Date of Award
Doctor of Philosophy (PhD)
Genetics and Biochemistry
Meredith T Morris

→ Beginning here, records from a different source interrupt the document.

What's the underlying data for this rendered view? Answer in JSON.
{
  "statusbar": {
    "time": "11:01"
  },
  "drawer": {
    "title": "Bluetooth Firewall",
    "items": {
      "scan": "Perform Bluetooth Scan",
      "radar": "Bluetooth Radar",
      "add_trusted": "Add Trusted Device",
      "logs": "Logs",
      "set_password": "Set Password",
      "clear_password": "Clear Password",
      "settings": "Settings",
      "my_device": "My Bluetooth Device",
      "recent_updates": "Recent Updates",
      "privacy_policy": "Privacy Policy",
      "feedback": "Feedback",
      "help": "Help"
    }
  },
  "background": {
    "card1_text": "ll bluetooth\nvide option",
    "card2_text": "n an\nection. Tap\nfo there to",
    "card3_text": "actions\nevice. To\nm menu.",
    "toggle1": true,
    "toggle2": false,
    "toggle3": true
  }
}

Trypanosoma brucei is the protozoan parasite responsible for Human African Trypanosomiasis (HAT) and the cattle wasting disease Nagana endemic to sub-Saharan Africa. T. brucei and other kinetoplastids possess specialized peroxisomes called glycosomes that compartmentalize many processes including glycolysis and gluconeogesis. While most studies on T. brucei has been performed on lab-adapted 29-13 strain parasites, it has been observed that glucose is an important signaling cue for differentiation of AnTat1.1 cells. Currently, most parasites are maintained in the glucose-rich medium SDM-79, and studies using low glucose media have used either SDM-80 or SDM-79 in which glucose has been depleted by cell culture. Both of these solutions pose a problem by confounding the effect of glucose alone. Here, I present differences in cell morphology, gene expression and glycosome composition between SDM-79 and SDM-79θ as well as between strains. These results show that strain variation and culture conditions are important considerations in the study of T. brucei. Because all glycosomal matrix proteins are imported post-translationally and translocated into the organelle matrix by the docking and translocation module (DTM) comprised primarily of Pex13 and Pex14. Unique to kinetoplastids is the presence of two highly different (<20% similarity) Pex13s, Pex13.1 and Pex13.2. Here, I analyze the role of TbPex13.2 in the import process. We found that knockdown of TbPex13.2 under our conditions did not lead to a growth defect, however, it did result in mislocalization of PTS2 harboring proteins, suggesting a role in the PTS2 import pathway. Additionally, I examine the organization of the unique docking complex. Because kinetoplastids have two Pex13s, the organization of the docking and transport module (DTM) and specific function of each Pex13 unclear. I provide evidence that TbPex13.1 and TbPex13.2 are present in the same organelles and directly interact. Because glycosomes are essential organelles, understanding mechanisms for their biogenesis and protein import are crucial for better targeting the organelles for treatment of disease caused by kinetoplastid parasites.
Crowe, Logan Phillip, "Glucose Adaptation and Glycosome Import Machinery of Trypanosoma brucei" (2019). All Dissertations. 2383.